Troubled Concordia, the Canadian drugmaker often compared to fellow price hiker Valeant, said on Thursday it had made a deal with creditors, replaced its CEO, and all but wiped out shareholders. That’s quite an upheaval, and it has one aim: financing.
The pharma company inked a deal with the bulk of its creditors to raise capital of $586 million in a private placement, gain $1.4 billion of new debt, and rework its debt load to reduce it to $2.4 billion.
Concordia will save about $171 million on interest because of the refi. With a new stash of funding and those savings, the company will be set up to pay its bills—and employees—for now and benefit shareholders long-term, Concordia said in a statement.

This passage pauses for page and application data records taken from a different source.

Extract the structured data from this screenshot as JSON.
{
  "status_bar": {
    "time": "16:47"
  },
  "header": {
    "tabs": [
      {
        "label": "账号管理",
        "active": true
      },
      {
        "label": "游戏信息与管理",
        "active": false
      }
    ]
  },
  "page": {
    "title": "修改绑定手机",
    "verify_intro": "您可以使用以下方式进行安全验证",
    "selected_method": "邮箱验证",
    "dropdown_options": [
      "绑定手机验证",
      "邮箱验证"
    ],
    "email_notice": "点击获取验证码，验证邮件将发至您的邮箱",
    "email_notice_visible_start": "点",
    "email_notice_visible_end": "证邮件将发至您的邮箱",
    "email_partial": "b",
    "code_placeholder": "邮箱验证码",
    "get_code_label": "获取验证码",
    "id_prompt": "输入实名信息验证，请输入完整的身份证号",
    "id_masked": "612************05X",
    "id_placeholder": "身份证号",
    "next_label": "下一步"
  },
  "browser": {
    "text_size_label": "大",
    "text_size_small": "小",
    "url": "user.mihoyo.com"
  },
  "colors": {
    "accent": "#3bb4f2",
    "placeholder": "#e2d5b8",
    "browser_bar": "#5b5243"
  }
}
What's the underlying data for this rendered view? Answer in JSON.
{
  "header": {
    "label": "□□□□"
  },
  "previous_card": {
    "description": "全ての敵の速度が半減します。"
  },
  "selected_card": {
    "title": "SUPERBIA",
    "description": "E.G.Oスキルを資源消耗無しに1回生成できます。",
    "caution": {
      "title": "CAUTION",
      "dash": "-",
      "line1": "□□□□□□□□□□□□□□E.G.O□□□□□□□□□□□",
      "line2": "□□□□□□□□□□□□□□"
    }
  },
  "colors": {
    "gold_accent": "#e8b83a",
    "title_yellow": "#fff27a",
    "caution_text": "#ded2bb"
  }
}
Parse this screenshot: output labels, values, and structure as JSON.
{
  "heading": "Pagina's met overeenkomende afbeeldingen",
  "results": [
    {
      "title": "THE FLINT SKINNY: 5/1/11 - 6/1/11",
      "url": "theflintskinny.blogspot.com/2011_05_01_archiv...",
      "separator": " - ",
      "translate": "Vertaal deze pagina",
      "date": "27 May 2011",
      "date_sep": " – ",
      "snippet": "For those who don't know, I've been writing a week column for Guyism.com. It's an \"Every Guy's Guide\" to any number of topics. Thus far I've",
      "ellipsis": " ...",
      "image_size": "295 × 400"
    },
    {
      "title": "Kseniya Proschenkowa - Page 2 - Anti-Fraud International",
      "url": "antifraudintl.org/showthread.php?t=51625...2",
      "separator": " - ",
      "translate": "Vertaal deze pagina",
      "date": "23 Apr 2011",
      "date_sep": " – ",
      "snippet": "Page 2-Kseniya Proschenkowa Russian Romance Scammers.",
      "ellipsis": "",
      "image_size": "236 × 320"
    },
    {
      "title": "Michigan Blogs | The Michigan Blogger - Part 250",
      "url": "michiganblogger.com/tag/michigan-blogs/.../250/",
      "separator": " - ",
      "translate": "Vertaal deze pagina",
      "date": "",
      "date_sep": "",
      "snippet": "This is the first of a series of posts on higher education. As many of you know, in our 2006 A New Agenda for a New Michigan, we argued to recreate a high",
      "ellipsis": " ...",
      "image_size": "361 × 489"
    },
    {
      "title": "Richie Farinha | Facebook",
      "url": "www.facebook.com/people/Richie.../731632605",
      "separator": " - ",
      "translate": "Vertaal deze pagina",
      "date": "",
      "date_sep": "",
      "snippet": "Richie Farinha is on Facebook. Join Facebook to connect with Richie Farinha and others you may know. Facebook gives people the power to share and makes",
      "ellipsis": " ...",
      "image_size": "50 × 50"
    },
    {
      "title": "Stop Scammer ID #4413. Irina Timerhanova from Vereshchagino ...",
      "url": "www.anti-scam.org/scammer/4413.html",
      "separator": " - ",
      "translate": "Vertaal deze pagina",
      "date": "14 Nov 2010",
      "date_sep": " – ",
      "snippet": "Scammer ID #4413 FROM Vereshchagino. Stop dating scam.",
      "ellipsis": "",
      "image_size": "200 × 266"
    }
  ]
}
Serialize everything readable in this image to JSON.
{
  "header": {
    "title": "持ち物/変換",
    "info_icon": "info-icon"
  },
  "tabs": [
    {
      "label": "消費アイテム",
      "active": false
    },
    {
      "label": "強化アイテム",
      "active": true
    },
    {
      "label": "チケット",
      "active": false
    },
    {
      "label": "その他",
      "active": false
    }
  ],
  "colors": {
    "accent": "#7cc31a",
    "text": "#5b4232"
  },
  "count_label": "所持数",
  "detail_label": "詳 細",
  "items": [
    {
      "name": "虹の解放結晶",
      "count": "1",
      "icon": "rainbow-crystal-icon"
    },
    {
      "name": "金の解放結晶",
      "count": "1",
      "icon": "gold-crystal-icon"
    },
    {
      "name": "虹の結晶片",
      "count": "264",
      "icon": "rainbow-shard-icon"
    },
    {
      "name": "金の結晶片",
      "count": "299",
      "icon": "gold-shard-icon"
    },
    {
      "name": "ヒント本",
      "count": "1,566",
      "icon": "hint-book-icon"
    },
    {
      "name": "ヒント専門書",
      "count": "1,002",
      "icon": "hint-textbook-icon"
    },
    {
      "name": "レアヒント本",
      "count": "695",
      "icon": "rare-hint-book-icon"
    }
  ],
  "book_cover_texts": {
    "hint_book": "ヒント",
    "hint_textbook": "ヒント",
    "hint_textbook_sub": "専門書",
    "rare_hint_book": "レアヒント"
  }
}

Thing is, those shareholders won’t be Concordia’s current investors—not in any meaningful way, that is. They’ll get one share for every 300 shares they own, and after the refinancing will own just 0.35% of the company. The debtholders will end up owning almost 100%.
Employees will lose stock options, and their shares will be treated the same way as everyone else’s, meaning they’ll be diluted down to practically nothing.
That's not a huge loss at today's prices, though. Concordia's Nasdaq shares fell deeper into penny-stock territory—26 cents—on Friday, down from a high point of $84.17 in September 2015. That's more than a 99% decrease in value in a few short years.
Also losing out in the restructuring is CEO Allan Oberman, who’s stepping aside. Graeme Duncan, president of Concordia International, will take the top chair as interim CEO rather than leaving the company at the end of June as he’d previously planned. Chief Corporate Development Officer Sarwar Islam is leaving immediately, too.